But thinking about the sonic Doppler effect brings us to another interesting question: would we see the same thing happening for light? If you're familiar with Einstein's theory of special relativity, you know that strange things can start to happen at extreme speeds, to keep things consistent with the universal law that light always seems to move the same speed, no matter what speed you're going. Even if the sleigh is moving incredibly fast, the light coming off of Rudolph's nose can't move any faster than c—so, just like the sound waves, it'd be frequency-shifted: higher (bluer) as the sleigh approaches, and lower (redder) as it recedes into the distance. At 650 miles per second, would Rudolph's nose even still appear red?

Perhaps surprisingly, the answer is yes! Although 650 miles per second is fast enough that we have to completely ignore air resistance in order to avoid incinerating Santa like a meteor, it's still only about 0.3% of the speed of light. And while a "Ho Ho Ho!" would sound positively demonic at that speed (if it were even still in the range of human hearing), the color of light coming off Rudolph's nose wouldn't change much at all. This also means that the passage of time wouldn't be altered appreciably; Santa's got plenty of helpers to make his journey, but Einstein's relativity isn't one of them. It's also worth noting that, if he were moving at relativistic speed, it'd mean time passed slower for him compared to us—so he'd have less time in between houses to rummage around in his bag, rather than more.

But 650 miles per second is fast. Just consider: to travel at that kind of speed, Santa's sleigh would have to have stirrups built in, or else the sled couldn't follow the curvature of the Earth without its driver being ejected by the centrifugal force. If his foot slipped out at full speed, his trajectory wouldn't just carry him all the way out of Earth's gravitational field, but all the way out of the entire galaxy, never to return.

To all the good boys and girls who'll be getting presents this year, and especially to the elves who engineered the handling on the ride that makes it all possible, Merry Christmas from PhysicsCentral!

P.S. If you're having instant cocoa with your family this year, check out our piece on the "Hot Cocoa effect" for some tasty acoustic physics!

### How 4,000 Physicists Gave a Vegas Casino its Worst Week Ever

What happens when several thousand distinguished physicists, researchers, and students descend on the nation’s gambling capital for a conference?

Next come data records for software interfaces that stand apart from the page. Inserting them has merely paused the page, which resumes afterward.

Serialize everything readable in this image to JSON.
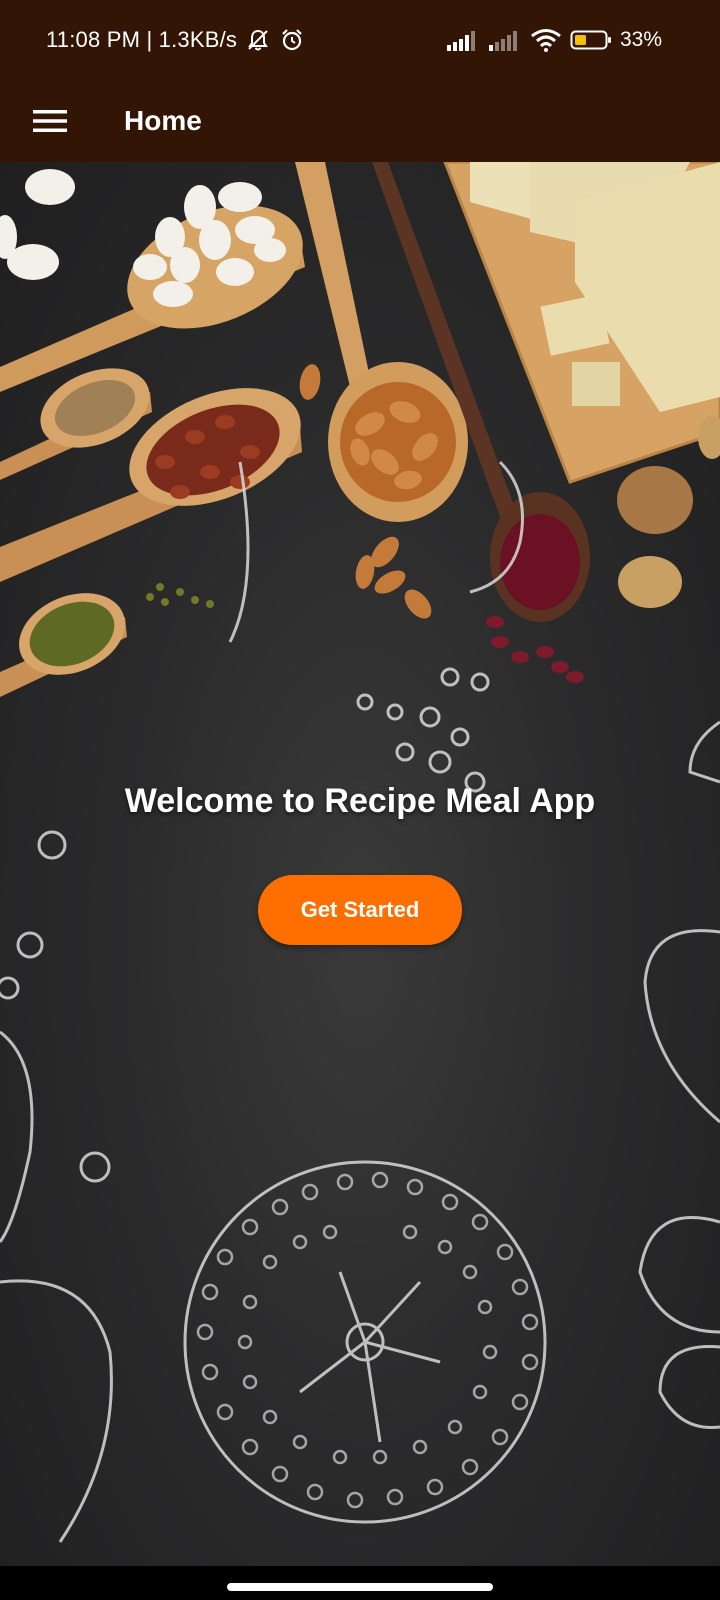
{
  "status_bar": {
    "time_speed": "11:08 PM | 1.3KB/s",
    "battery": "33%",
    "icons": [
      "muted-bell-icon",
      "alarm-icon",
      "signal-icon",
      "signal-icon",
      "wifi-icon",
      "battery-icon"
    ]
  },
  "app_bar": {
    "title": "Home",
    "menu_icon": "hamburger-menu-icon",
    "background": "#321504"
  },
  "main": {
    "welcome_text": "Welcome to Recipe Meal App",
    "cta_label": "Get Started",
    "cta_color": "#ff6f00"
  }
}
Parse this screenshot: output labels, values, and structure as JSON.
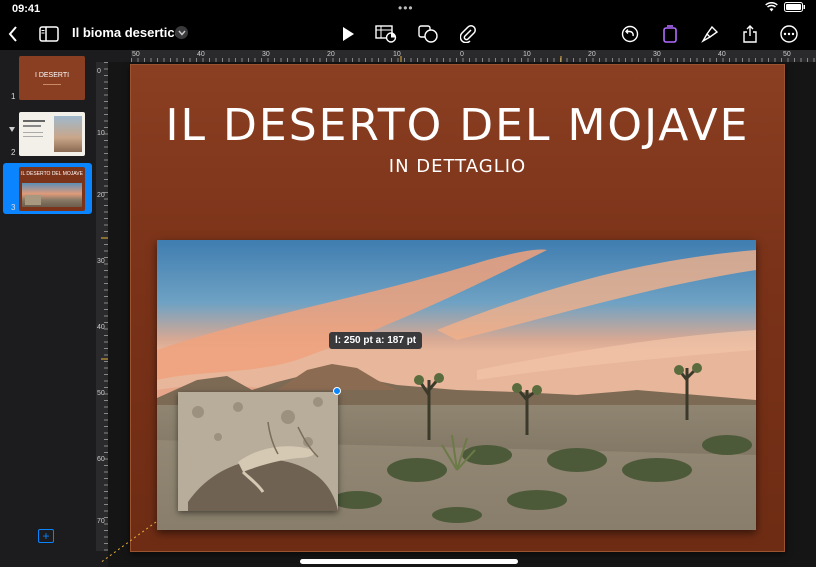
{
  "status": {
    "time": "09:41",
    "dots": "•••"
  },
  "toolbar": {
    "doc_title": "Il bioma desertico",
    "icons": [
      "back-chevron-icon",
      "sidebar-icon",
      "play-icon",
      "table-chart-icon",
      "shapes-icon",
      "paperclip-icon",
      "undo-icon",
      "document-icon",
      "paintbrush-icon",
      "share-icon",
      "more-icon"
    ],
    "accent": "#b26bff"
  },
  "navigator": {
    "slides": [
      {
        "number": "1",
        "title": "I DESERTI",
        "selected": false
      },
      {
        "number": "2",
        "title": "",
        "selected": false
      },
      {
        "number": "3",
        "title": "IL DESERTO DEL MOJAVE",
        "selected": true
      }
    ]
  },
  "ruler": {
    "h_labels": [
      "50",
      "40",
      "30",
      "20",
      "10",
      "0",
      "10",
      "20",
      "30",
      "40",
      "50"
    ],
    "v_labels": [
      "0",
      "10",
      "20",
      "30",
      "40",
      "50",
      "60",
      "70"
    ]
  },
  "slide": {
    "title": "IL DESERTO DEL MOJAVE",
    "subtitle": "IN DETTAGLIO",
    "background_color": "#7b3319"
  },
  "selection": {
    "size_label": "l: 250 pt  a: 187 pt",
    "handle_color": "#0a84ff"
  }
}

The answer is "a bad week for the casino"—but you'd never guess why.

### Ask a Physicist: Phone Flash Sharpie Shock!

Lexie and Xavier, from Orlando, FL want to know: "What's going on in this video ? Our science teacher claims that the pain comes from a small electrical shock, but we believe that this is due to the absorption of light. Please help us resolve this dispute!"

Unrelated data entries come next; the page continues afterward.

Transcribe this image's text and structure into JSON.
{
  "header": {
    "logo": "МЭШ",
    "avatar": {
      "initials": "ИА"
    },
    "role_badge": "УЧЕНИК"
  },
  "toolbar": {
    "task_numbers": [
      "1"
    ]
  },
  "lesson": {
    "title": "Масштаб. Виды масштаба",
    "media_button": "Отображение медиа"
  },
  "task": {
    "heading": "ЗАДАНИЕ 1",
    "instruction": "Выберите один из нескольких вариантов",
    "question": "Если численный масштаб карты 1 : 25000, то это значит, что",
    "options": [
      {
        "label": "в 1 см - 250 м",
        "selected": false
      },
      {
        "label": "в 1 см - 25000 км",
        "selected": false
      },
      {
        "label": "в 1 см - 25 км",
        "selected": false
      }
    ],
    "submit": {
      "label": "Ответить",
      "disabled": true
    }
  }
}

### The Science of Ice Cream: Part One

Even though it's been a warm couple of months already, it's officially summer. A delicious, science-filled way to beat the heat? Making homemade ice cream. (We've since updated this article to include the science behind vegan ice cream. To learn more about ice cream science, check out The Science of Ice Cream, Redux ) Image Credit: St0rmz via Flickr Over at Physics@Home there's an easy recipe for homemade ice cream. But what kind of milk should you use to make ice cream? And do you really need to chill the ice cream base before making it? Why do ice cream recipes always call for salt on ice?